When you learned that your spouse cheated—or may still be carrying on an affair—did your life stop? Was “divorce” one of the first things that popped into your head?
Affair victims struggle with what their next step should be: try to save the marriage and attempt marriage counseling, or just divorce now because they don’t think they could ever move past the affair.
In this post, I’ll help you make a decision by providing you a starting point: questions to ask yourself when considering whether to seek marriage help, or divorce.
Your spouse’s cheating has the effect of pulling the rug out from under you while also crumbling the foundation of your marriage and annihilating your vows to one another.
Despite the devastation, many victims of an affair have a desire to save their marriage, with the affair being just a very excruciating bump in the road. They think, “I have invested many years with this person—sacrificing, negotiating and accommodating—why should I give all that effort away to someone else? I want things to go back to the way they once were.”
In this post, I’ll show you why going “back” maybe isn’t such a hot idea, and give you some steps to get your efforts to save your marriage moving forward toward a stronger, healthier, happier marriage.
You may feel like your life imploded when you learned that your spouse cheated—or may still be carrying on an affair. The news rocked your feelings of stability and safety in the marriage. Your biggest question at the moment may be:
Should I go to counseling with my spouse, or should I drive straight over to the divorce lawyer?

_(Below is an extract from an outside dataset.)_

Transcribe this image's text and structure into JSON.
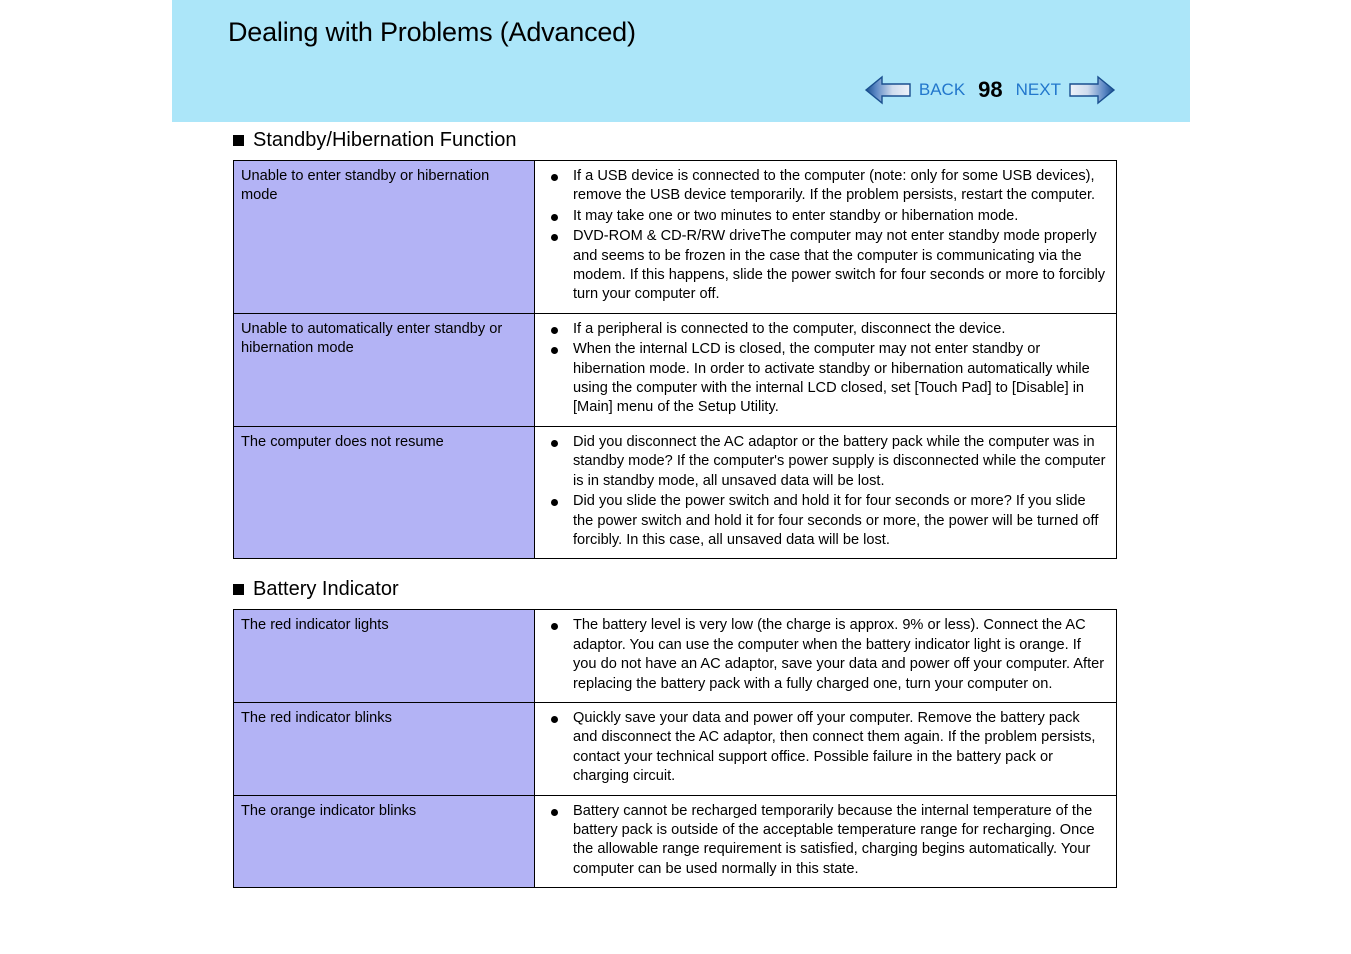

In this post, I’ll help you answer this question by providing you a starting point: questions to ask yourself as you decide whether to seek marriage help, or divorce.